> _Stored data entries_
_ _ _ _ _
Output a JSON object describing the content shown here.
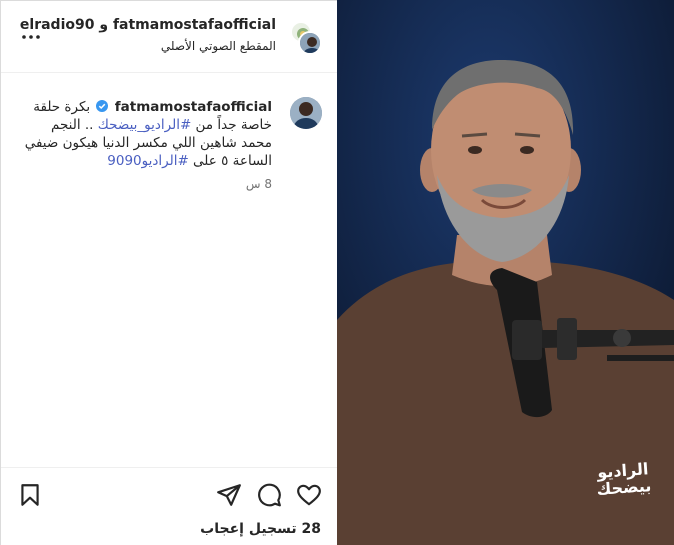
{
  "header": {
    "title": "fatmamostafaofficial و elradio90",
    "subtitle": "المقطع الصوتي الأصلي",
    "more_icon": "more-horizontal-icon"
  },
  "caption": {
    "username": "fatmamostafaofficial",
    "verified_icon": "verified-badge-icon",
    "text_part1": "بكرة حلقة خاصة جداً من ",
    "hashtag1": "#الراديو_بيضحك",
    "text_part2": " .. النجم محمد شاهين اللي مكسر الدنيا هيكون ضيفي الساعة ٥ على ",
    "hashtag2": "#الراديو9090",
    "time": "8 س"
  },
  "actions": {
    "like_icon": "heart-icon",
    "comment_icon": "comment-icon",
    "share_icon": "send-icon",
    "save_icon": "bookmark-icon"
  },
  "likes_text": "28 تسجيل إعجاب",
  "media": {
    "logo_text": "الراديو بيضحك",
    "background_color": "#0f1e3a",
    "shirt_color": "#5a4033"
  },
  "colors": {
    "hashtag": "#4a5fc1",
    "verified": "#3897f0"
  }
}
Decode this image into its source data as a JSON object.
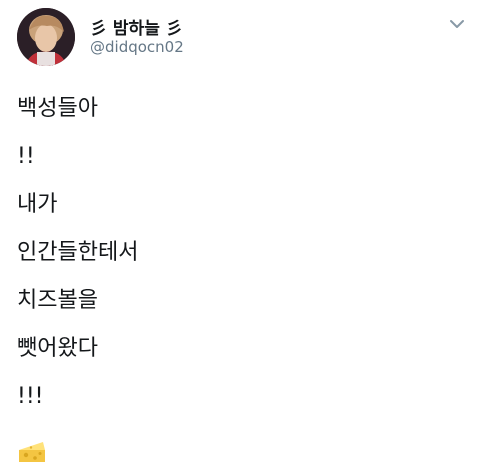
{
  "user": {
    "display_name": "彡 밤하늘 彡",
    "handle": "@didqocn02"
  },
  "tweet": {
    "lines": [
      "백성들아",
      "!!",
      "내가",
      "인간들한테서",
      "치즈볼을",
      "뺏어왔다",
      "!!!"
    ],
    "emoji": "cheese-wedge"
  },
  "icons": {
    "menu": "chevron-down-icon",
    "emoji": "cheese-wedge-icon"
  },
  "colors": {
    "text": "#14171a",
    "secondary": "#657786",
    "cheese": "#f4c542"
  }
}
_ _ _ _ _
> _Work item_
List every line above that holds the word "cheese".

> _Reply_
    "emoji": "cheese-wedge"
    "emoji": "cheese-wedge-icon"
    "cheese": "#f4c542"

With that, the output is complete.